San Francisco Department of the Environment

Pest Prevention By Design Guidelines Released

Next time you consider whipping out a can of bug spray to wipe out a line of ants in your kitchen, think again. While you may kill every ant in sight, chances are the spray will barely phase the immense ant colony living under your house. You will probably wake up the next morning to see another stream of ants going about their business, maybe after those forgotten food scraps under the refrigerator. You ask yourself, is re-applying toxic spray in your kitchen each day the most effective solution?

The silver bullet promised by pesticides cannot last:  Pests become resistant to the chemicals, requiring greater and greater amounts for the same effect. Predators—species we traditionally rely on to balance the ecosystem— become decimated by the pesticides, resulting in even more extreme outbreaks of pests.

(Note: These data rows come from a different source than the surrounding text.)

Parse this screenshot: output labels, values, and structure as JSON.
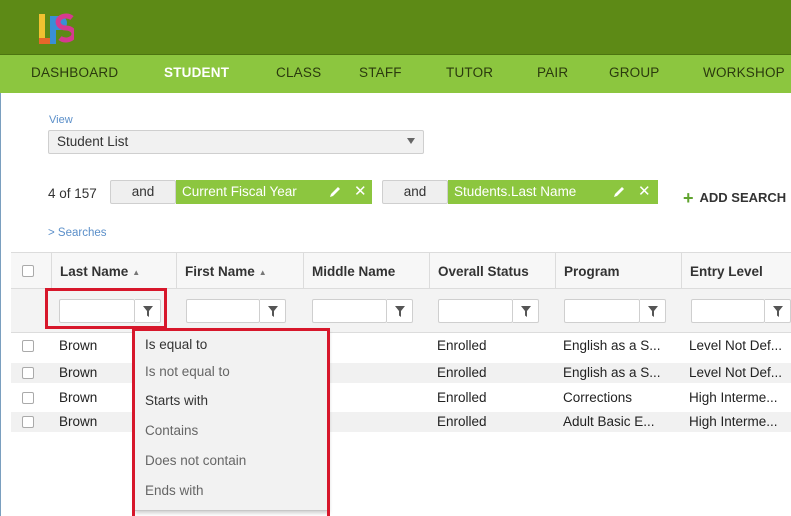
{
  "app": {
    "logo": "LPS logo"
  },
  "nav": {
    "items": [
      "DASHBOARD",
      "STUDENT",
      "CLASS",
      "STAFF",
      "TUTOR",
      "PAIR",
      "GROUP",
      "WORKSHOP"
    ],
    "active": "STUDENT"
  },
  "view": {
    "label": "View",
    "selected": "Student List"
  },
  "search": {
    "count": "4 of 157",
    "and_label": "and",
    "chips": [
      "Current Fiscal Year",
      "Students.Last Name"
    ],
    "add_label": "ADD SEARCH",
    "searches_link": "> Searches"
  },
  "grid": {
    "columns": [
      "Last Name",
      "First Name",
      "Middle Name",
      "Overall Status",
      "Program",
      "Entry Level"
    ],
    "rows": [
      [
        "Brown",
        "",
        "",
        "Enrolled",
        "English as a S...",
        "Level Not Def..."
      ],
      [
        "Brown",
        "",
        "",
        "Enrolled",
        "English as a S...",
        "Level Not Def..."
      ],
      [
        "Brown",
        "",
        "",
        "Enrolled",
        "Corrections",
        "High Interme..."
      ],
      [
        "Brown",
        "",
        "",
        "Enrolled",
        "Adult Basic E...",
        "High Interme..."
      ]
    ]
  },
  "filter_menu": {
    "options": [
      "Is equal to",
      "Is not equal to",
      "Starts with",
      "Contains",
      "Does not contain",
      "Ends with"
    ]
  },
  "colors": {
    "topbar": "#5d8a16",
    "navbar": "#8cc63f",
    "chip": "#8cc63f",
    "highlight": "#d7172b",
    "link": "#5b8fc9"
  }
}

Taking a fresh approach
SF Environment’s Integrated Pest Management program developed a set of guidelines to design pests out of structures. The idea is to reduce the amount of chemicals released into the environment, improve indoor air quality by reducing or eliminating the need to apply chemicals inside, and more effectively manage pests by designing them out of buildings in the first place. Following these guidelines will also save building owners money by reducing damage to buildings and costs for pest control services. 
 

Introducing Pest Prevention by Design Guidelines
SF Environment’s Pest Prevention by Design Guidelines target the source, rather than the symptom, of pest infestations. 

These new guidelines can be applied to nearly all structures in a city, including homes, office buildings, parks, and restaurants. For example, where a restaurant owner may traditionally address a rat infestation with rat poison, the pest prevention guidelines would recommend sealing the gap in the door frame that let the animals enter in the first place, putting a better lid on the dumpster out back, or removing the English ivy patch in the backyard (a preferred rat habitat).  To get rid of any rats that are currently in a building, SF Environment recommends the use of traps, not baits, given the harmful effects that rat poison can have on an entire ecosystem (see our Don’t Take the Bait campaign).

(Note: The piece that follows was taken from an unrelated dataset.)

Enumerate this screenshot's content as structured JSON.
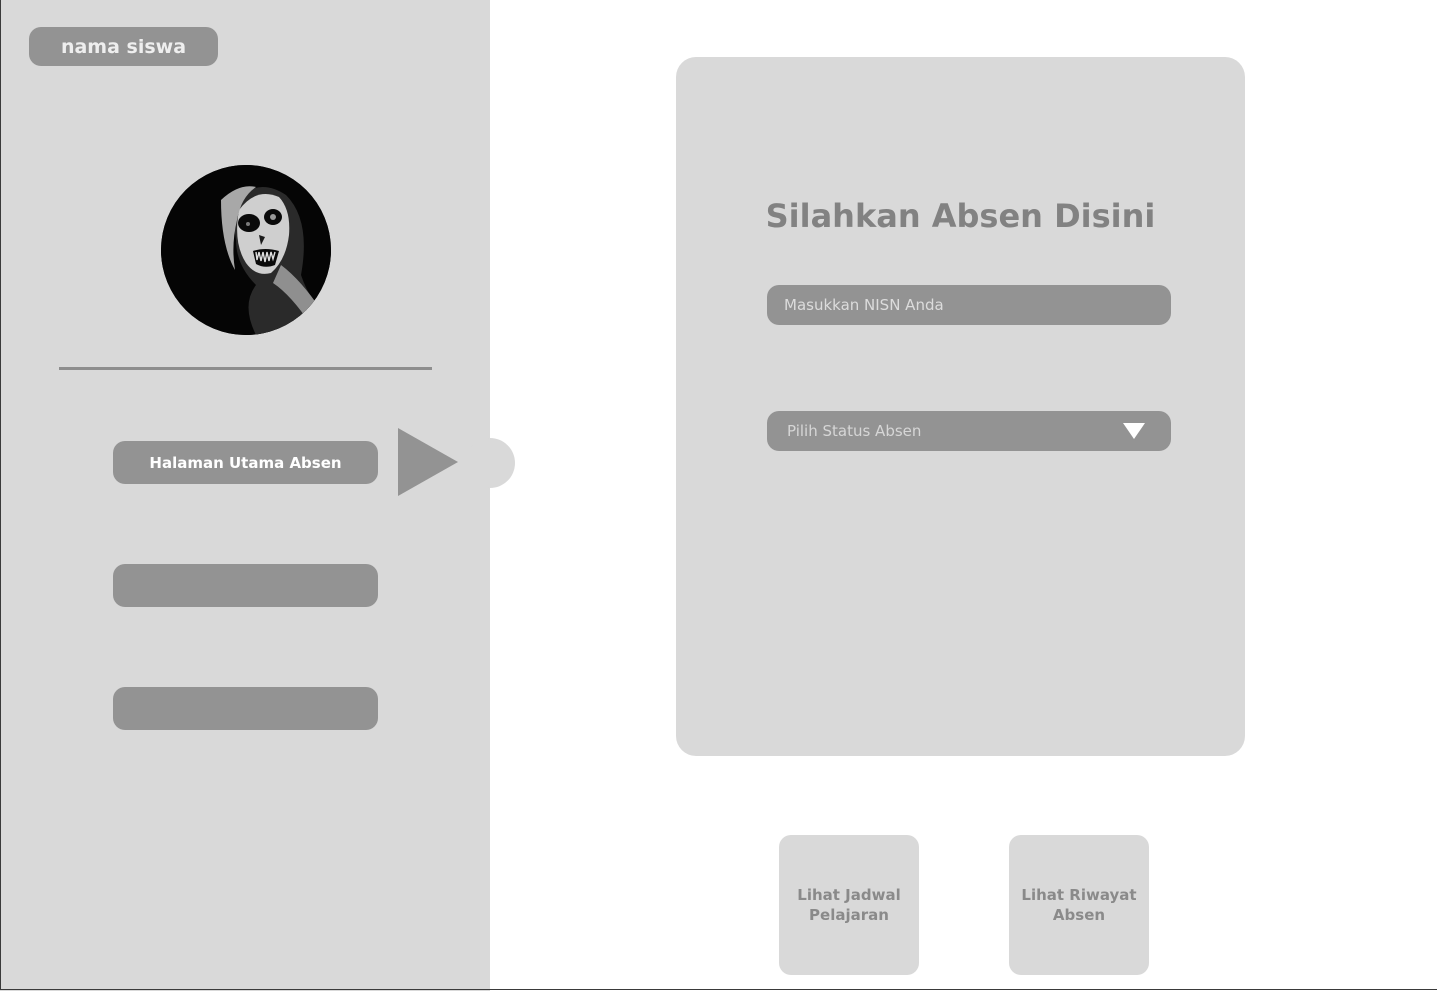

Pest Prevention Guidelines: The Next Addition to Green Building?
Now that these guidelines have been created, the next step is to integrate them into building designs and retrofits. Because these guidelines reduce the amount of toxic chemicals sent into the environment and promote indoor air quality, they are prime candidates for inclusion in green building standards such as LEED.

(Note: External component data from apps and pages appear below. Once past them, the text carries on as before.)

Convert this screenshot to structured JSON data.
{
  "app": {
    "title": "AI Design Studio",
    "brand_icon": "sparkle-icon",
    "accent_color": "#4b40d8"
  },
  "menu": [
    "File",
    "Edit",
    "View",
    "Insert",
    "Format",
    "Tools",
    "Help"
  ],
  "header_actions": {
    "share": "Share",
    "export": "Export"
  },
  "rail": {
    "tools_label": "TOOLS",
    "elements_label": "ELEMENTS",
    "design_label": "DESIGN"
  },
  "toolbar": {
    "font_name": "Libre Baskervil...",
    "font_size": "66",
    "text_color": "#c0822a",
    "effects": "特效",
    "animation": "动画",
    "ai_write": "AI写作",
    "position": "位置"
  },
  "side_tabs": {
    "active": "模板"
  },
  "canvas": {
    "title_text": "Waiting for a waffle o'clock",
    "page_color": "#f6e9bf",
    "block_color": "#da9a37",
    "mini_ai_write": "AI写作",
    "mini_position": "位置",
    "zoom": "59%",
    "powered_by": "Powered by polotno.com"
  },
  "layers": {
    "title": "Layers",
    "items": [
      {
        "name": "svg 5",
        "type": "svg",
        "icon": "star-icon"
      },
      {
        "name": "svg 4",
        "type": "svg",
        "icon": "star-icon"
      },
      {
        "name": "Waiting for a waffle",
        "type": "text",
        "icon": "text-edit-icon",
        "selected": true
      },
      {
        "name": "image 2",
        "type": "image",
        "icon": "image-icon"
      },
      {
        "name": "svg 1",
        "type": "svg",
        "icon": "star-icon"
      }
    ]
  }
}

More Information
Launch event: Pest Prevention by Design Guidelines
Pest Prevention by Design Guidelines